Simply following and enforcing rules against various forms of worldliness is “moralism,” Madueme said, not a true Christian life. Worldliness cannot be overcome by moral effort, he said, but by the love of God. We need “a new affection.” The “new affection” resulting from the new birth means that “my life can never be the same again.” The way we maintain this new affection is, Madueme quoted Sinclair Ferguson, “the way we first discovered it” (by the love of God). Doing this, Madueme said, Christians should “keep the gospel promises first in your hearts, and keep fighting against worldliness.”
Madueme said that the application of holiness to our lives should apply especially to leisure time and discretionary time.
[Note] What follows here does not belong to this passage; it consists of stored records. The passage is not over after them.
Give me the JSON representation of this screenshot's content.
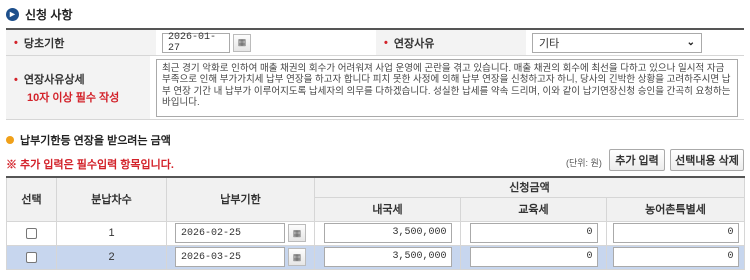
{
  "section_title": "신청 사항",
  "form": {
    "due_date_label": "당초기한",
    "due_date_value": "2026-01-27",
    "reason_label": "연장사유",
    "reason_value": "기타",
    "detail_label": "연장사유상세",
    "detail_note": "10자 이상 필수 작성",
    "detail_text": "최근 경기 악화로 인하여 매출 채권의 회수가 어려워져 사업 운영에 곤란을 겪고 있습니다. 매출 채권의 회수에 최선을 다하고 있으나 일시적 자금 부족으로 인해 부가가치세 납부 연장을 하고자 합니다 피치 못한 사정에 의해 납부 연장을 신청하고자 하니, 당사의 긴박한 상황을 고려하주시면 납부 연장 기간 내 납부가 이루어지도록 납세자의 의무를 다하겠습니다. 성실한 납세를 약속 드리며, 이와 같이 납기연장신청 승인을 간곡히 요청하는 바입니다."
  },
  "amount_section_title": "납부기한등 연장을 받으려는 금액",
  "notice": "※ 추가 입력은 필수입력 항목입니다.",
  "unit": "(단위: 원)",
  "buttons": {
    "add": "추가 입력",
    "delete": "선택내용 삭제"
  },
  "table": {
    "headers": {
      "select": "선택",
      "installment": "분납차수",
      "due_date": "납부기한",
      "amount_group": "신청금액",
      "national_tax": "내국세",
      "education_tax": "교육세",
      "rural_tax": "농어촌특별세"
    },
    "rows": [
      {
        "no": "1",
        "date": "2026-02-25",
        "national": "3,500,000",
        "education": "0",
        "rural": "0",
        "selected": false
      },
      {
        "no": "2",
        "date": "2026-03-25",
        "national": "3,500,000",
        "education": "0",
        "rural": "0",
        "selected": true
      }
    ]
  },
  "colors": {
    "accent": "#1d4f8c",
    "required": "#d3222a",
    "selected_row": "#c7d6ee"
  }
}
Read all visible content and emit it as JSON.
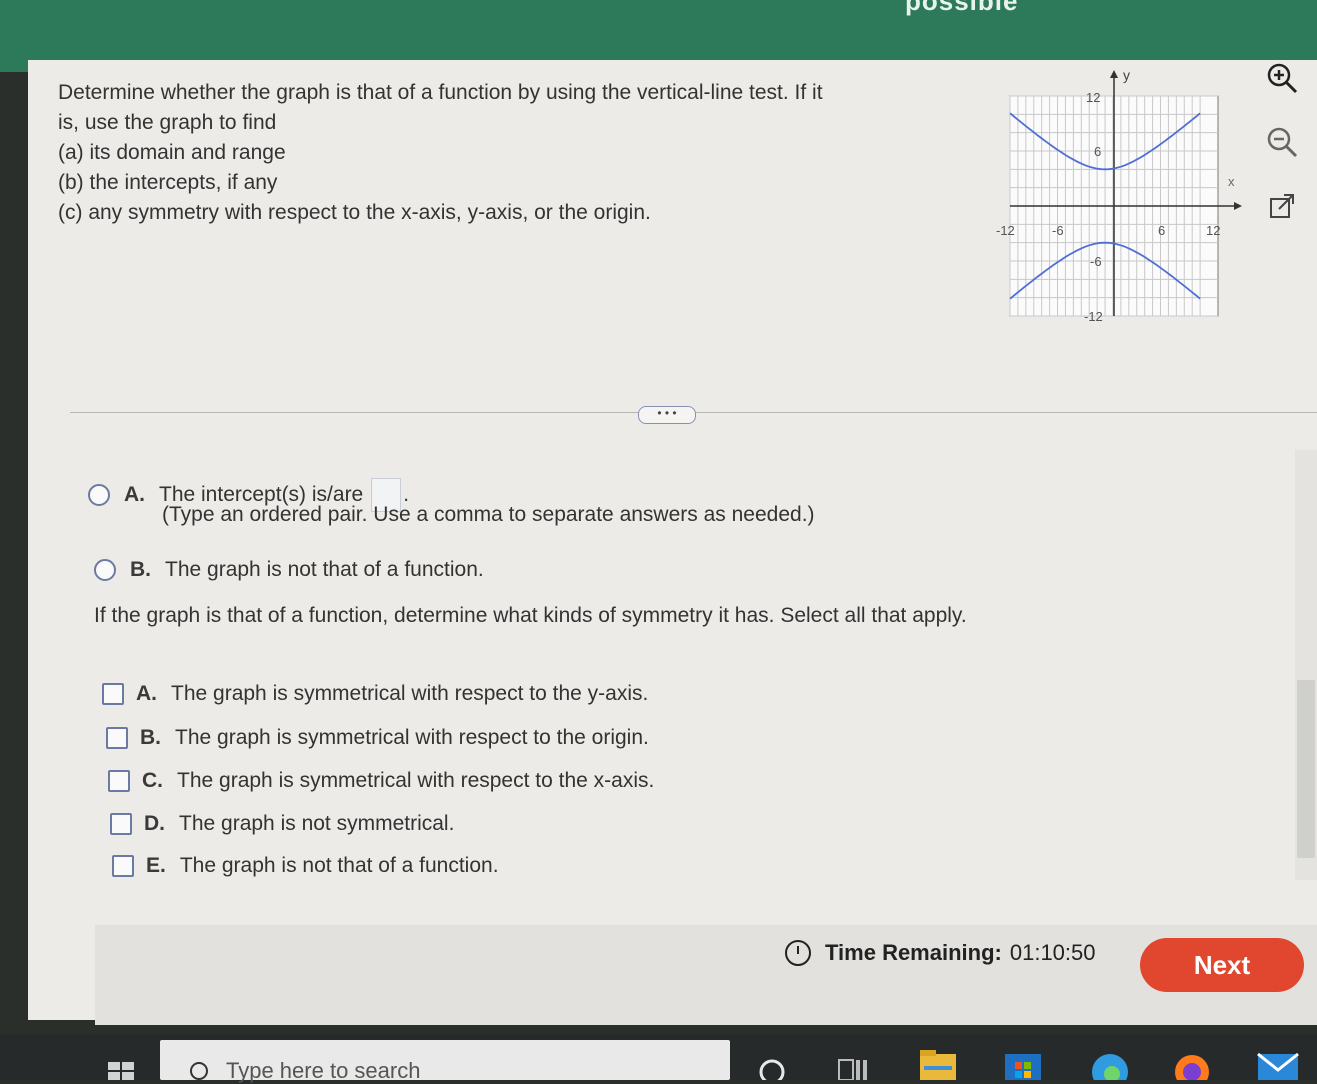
{
  "header": {
    "partial_title": "possible"
  },
  "prompt": {
    "line1": "Determine whether the graph is that of a function by using the vertical-line test.  If it",
    "line2": "is, use the graph to find",
    "line3": "(a)  its domain and range",
    "line4": "(b)  the intercepts, if any",
    "line5": "(c)  any symmetry with respect to the x-axis, y-axis, or the origin."
  },
  "graph": {
    "y_axis_label": "y",
    "x_axis_label": "x",
    "ticks": {
      "y_top": "12",
      "y_6": "6",
      "y_neg6": "-6",
      "y_bottom": "-12",
      "x_neg12": "-12",
      "x_neg6": "-6",
      "x_6": "6",
      "x_12": "12"
    },
    "curve_color": "#4f6fd6",
    "x_range": [
      -12,
      12
    ],
    "y_range": [
      -12,
      12
    ],
    "upper_curve_vertex": [
      0,
      4
    ],
    "lower_curve_vertex": [
      0,
      -4
    ]
  },
  "tools": {
    "zoom_in": "zoom-in-icon",
    "zoom_out": "zoom-out-icon",
    "popout": "popout-icon"
  },
  "expand_label": "• • •",
  "part_b": {
    "option_a_letter": "A.",
    "option_a_text": "The intercept(s) is/are",
    "option_a_hint": "(Type an ordered pair. Use a comma to separate answers as needed.)",
    "option_b_letter": "B.",
    "option_b_text": "The graph is not that of a function."
  },
  "part_c": {
    "question": "If the graph is that of a function, determine what kinds of symmetry it has. Select all that apply.",
    "options": [
      {
        "letter": "A.",
        "text": "The graph is symmetrical with respect to the y-axis."
      },
      {
        "letter": "B.",
        "text": "The graph is symmetrical with respect to the origin."
      },
      {
        "letter": "C.",
        "text": "The graph is symmetrical with respect to the x-axis."
      },
      {
        "letter": "D.",
        "text": "The graph is not symmetrical."
      },
      {
        "letter": "E.",
        "text": "The graph is not that of a function."
      }
    ]
  },
  "footer": {
    "timer_label": "Time Remaining:",
    "timer_value": "01:10:50",
    "next_label": "Next"
  },
  "taskbar": {
    "search_placeholder": "Type here to search"
  }
}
He proposed that we consider that “holiness is the new cool … holiness is subversive of the secular plausibility structures that are so toxic to faith.”
Some specifics for fighting worldliness, Madueme said, are regular participation in a worshipping Christian community, prayer, Bible reading, and reading of “cultural commentators and critics who help us discern the times that we are in.” Finally, he recommended reduced participation or no participation in social media.
Faithful Christian believers today are considering different “options” to live for the long term in today’s culture, which is hostile to Christian faith and morals. We have the Benedict Option, the Augustine Option, the Marian Option, and perhaps more. But whatever option we choose, we are not disciples of Christ if we deviate from the clear words of Scripture in our faith and practice in all of life. That incremental deviation is not so slowly, and surely occurring in our homes, schools, and churches. We do not need to be able to say exactly where the kingdom of God ends and worldliness begins to recognize worldliness from the words of Scripture and exclude it from our personal and corporate Christian lives. Then, we can reasonably maintain to the wider world that we have a Christian life to protect, and hold to our standards regardless of the penalty.Google+